UN expert speaks on challenges faced by LGBTQ+ community


Avery Bleichfeld

Borloz spoke to the Northeastern community Monday.

Avery Bleichfeld, news staff

United Nations Independent Expert Victor Madrigal-Borloz spoke about modern violence and discrimination toward LGBTQ+ people and the intersectionality of identity at a talk Monday, hosted by the Northeastern University School of Law. 

Madrigal-Borloz was appointed as the U.N. Independent Expert on Protection Against Violence and Discrimination based on Sexual Orientation and Gender in late 2017. The mandate for his position was created in 2016. 

During his talk, Madrigal-Borloz frequently returned to the concept of intersectionality in his approach to addressing violence and discrimination against the LGBTQ+ community.

“The fabric of a lived experience gets woven by the threats of race, ethnicity, religion or belief, health, status [and] age,” Madrigal-Borloz said.

Madrigal-Borloz said conflicts involving people in the LGBTQ+ community often stem from intersecting parameters that create “continued violence and a dynamic of disempowerment.” He gave the example of aging members of the LGBTQ+ community. 

“Ours are the first generations to face dilemmas with large numbers of aging [LGBTQ+] persons who have forged free and equal lives throughout their lives but now are retiring to environments that remain hostile, ill-equipped to actually care to their needs,” Madrigal-Borloz said.

He also said the current older LGBTQ+ populations may be the first to experience the effects of long-term use of antiretrovirals, a type of medicine to treat HIV/AIDS, or hormones.

Worldwide, the concept of an LGBTQ+ community formed under that acronym is also less encompassing, said Madrigal-Borloz, who prefers the terms “sexual diversity” and “gender diversity” to include identities that don’t fall under the five letters.

“You have so many existences that have existed beyond the binary historically and have nothing to do with the acronym itself,” he said.

He gave examples that included the Muxe in Mexico, Travesti in Brazil and Argentina and Hijra in India, all gender identities that culturally occupy a space between male and female, without root in the LGBTQ+ acronym. 

Madrigal-Borloz said that he is wary of what language can and can’t do. 

“I always have a disclaimer at the beginning of all my reports acknowledging the limitations of language,” he said.

 Martha Davis, a professor at Northeastern’s School of Law and one of the event’s organizers, said she thought the examples Madrigal-Borloz gave during his talk were impactful.

“The [U.N.] special experts get so much information about what’s happening around the world, so I think it was probably sobering for everyone to hear about some of the political situations that people are facing in some of the countries he mentioned,” Davis said. “That was definitely interesting in a way that I think is galvanizing.”

Martha Carol, a first-year law student who attended the event, said she was impressed by the examples Madrigal-Borloz described.
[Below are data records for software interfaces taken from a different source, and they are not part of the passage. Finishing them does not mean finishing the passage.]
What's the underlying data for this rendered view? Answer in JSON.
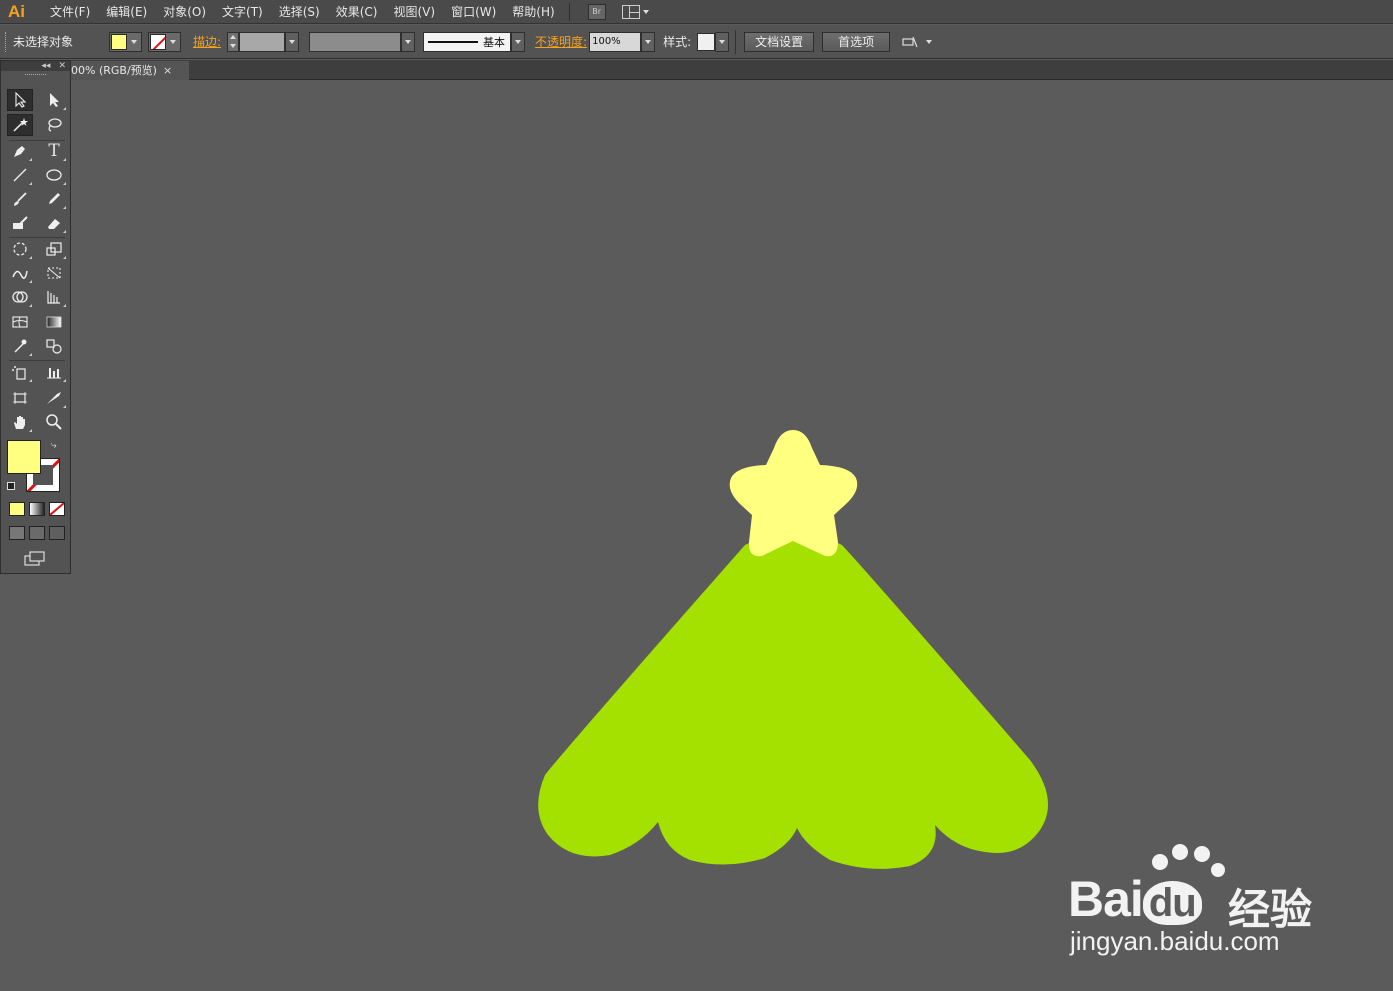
{
  "app": {
    "logo": "Ai",
    "accent": "#f7a21c"
  },
  "menu": {
    "items": [
      "文件(F)",
      "编辑(E)",
      "对象(O)",
      "文字(T)",
      "选择(S)",
      "效果(C)",
      "视图(V)",
      "窗口(W)",
      "帮助(H)"
    ],
    "bridge_label": "Br"
  },
  "control": {
    "selection_status": "未选择对象",
    "stroke_label": "描边:",
    "stroke_profile_label": "基本",
    "opacity_label": "不透明度:",
    "opacity_value": "100%",
    "style_label": "样式:",
    "doc_setup_button": "文档设置",
    "preferences_button": "首选项"
  },
  "document": {
    "tab_title": "00% (RGB/预览)",
    "close_symbol": "×"
  },
  "colors": {
    "fill": "#ffff80",
    "tree_green": "#a4e000",
    "star_yellow": "#ffff80",
    "canvas": "#5b5b5b"
  },
  "tools": [
    [
      "selection-tool",
      "direct-selection-tool"
    ],
    [
      "magic-wand-tool",
      "lasso-tool"
    ],
    [
      "pen-tool",
      "type-tool"
    ],
    [
      "line-segment-tool",
      "ellipse-tool"
    ],
    [
      "paintbrush-tool",
      "pencil-tool"
    ],
    [
      "blob-brush-tool",
      "eraser-tool"
    ],
    [
      "rotate-tool",
      "scale-tool"
    ],
    [
      "warp-tool",
      "free-transform-tool"
    ],
    [
      "shape-builder-tool",
      "perspective-grid-tool"
    ],
    [
      "mesh-tool",
      "gradient-tool"
    ],
    [
      "eyedropper-tool",
      "blend-tool"
    ],
    [
      "symbol-sprayer-tool",
      "column-graph-tool"
    ],
    [
      "artboard-tool",
      "slice-tool"
    ],
    [
      "hand-tool",
      "zoom-tool"
    ]
  ],
  "watermark": {
    "brand": "Bai",
    "brand2": "du",
    "cn": "经验",
    "url": "jingyan.baidu.com"
  }
}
She also said that conversations like this one, in university settings, are important to keep academic discussions up to date.

“It’s always good for academia to be in conversation with people who are out practicing in the world,” Carol said. “I think it helps our conversations stay more relevant and also [keeps] what people here are producing in our academic environment [relevant].”

As a law student, speakers like Madrigal-Borloz give Carol a chance to explore more options for what sort of career she might want to pursue. But Davis said that much of the talk’s content was impactful to a general audience as well and that many of the issues Madrigal-Borloz raised are not law-specific.

“Lawyers might have a particular way of thinking about how to deal with them, but lawyers certainly couldn’t deal with those issues in isolation either, so it’s something that I think is a message for a broad audience,” Davis said.

Though he described instances of violence and discrimination against the LGBTQ+ community worldwide, Madrigal-Borloz said he thinks it’s important to remain optimistic and that roles like his allow for that outlook.

“I believe that the creation of my mandate is one of the reasons we have the ability to be optimistic,” Madrigal-Borloz said. “Part of my mandate is being able to see a relation to systemic change. I think it’s one of the great achievements of civil society in the past few years.”